• Task brief: Please output the data exactly, minus pictures.

____________________

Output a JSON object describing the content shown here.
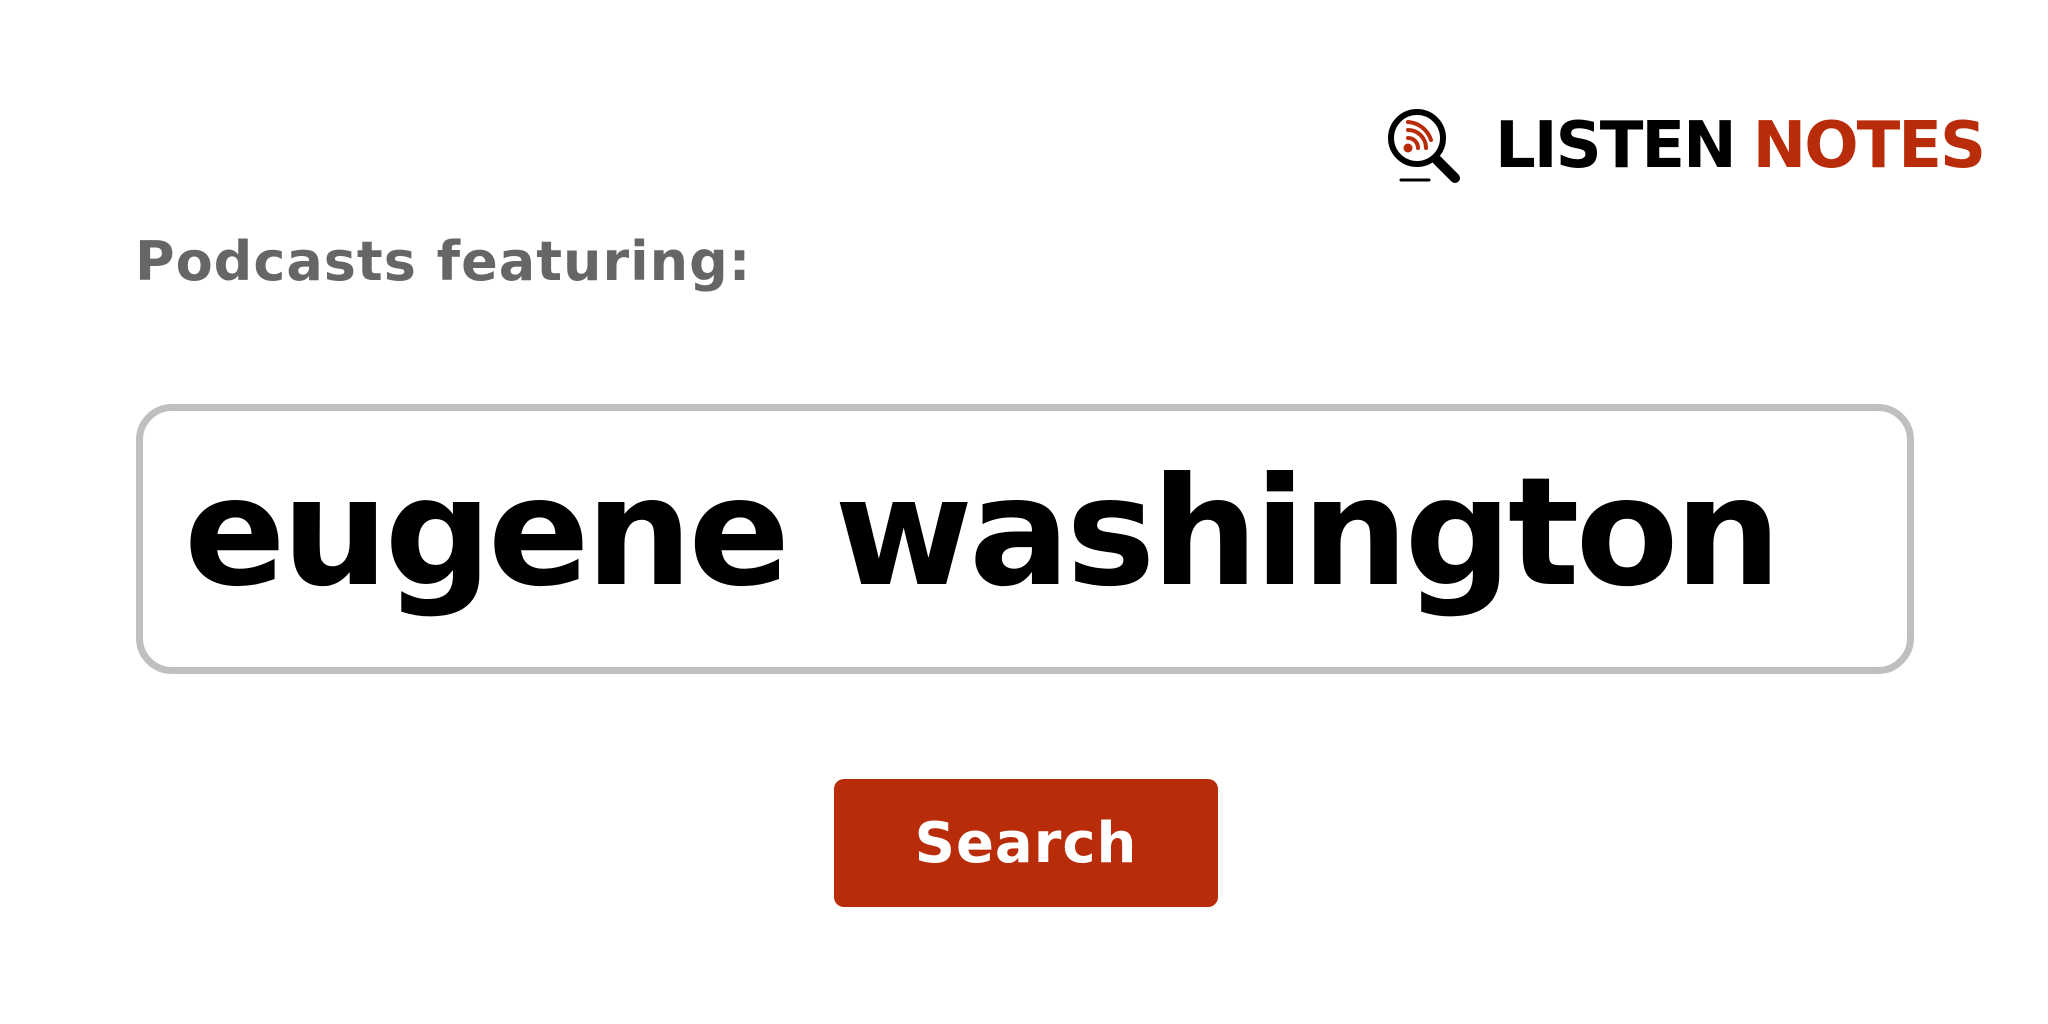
{
  "brand": {
    "name_part1": "LISTEN",
    "name_part2": "NOTES",
    "icon": "magnifier-rss-icon",
    "color_primary": "#000000",
    "color_accent": "#b92c09"
  },
  "subtitle": "Podcasts featuring:",
  "search": {
    "value": "eugene washington",
    "border_color": "#bfbfbf"
  },
  "button": {
    "label": "Search",
    "color": "#b92c09"
  }
}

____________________

• Completed task:
Output a JSON object describing the content shown here.
{
  "brand": {
    "name_part1": "LISTEN",
    "name_part2": "NOTES",
    "icon": "magnifier-rss-icon",
    "color_primary": "#000000",
    "color_accent": "#b92c09"
  },
  "subtitle": "Podcasts featuring:",
  "search": {
    "value": "eugene washington",
    "border_color": "#bfbfbf"
  },
  "button": {
    "label": "Search",
    "color": "#b92c09"
  }
}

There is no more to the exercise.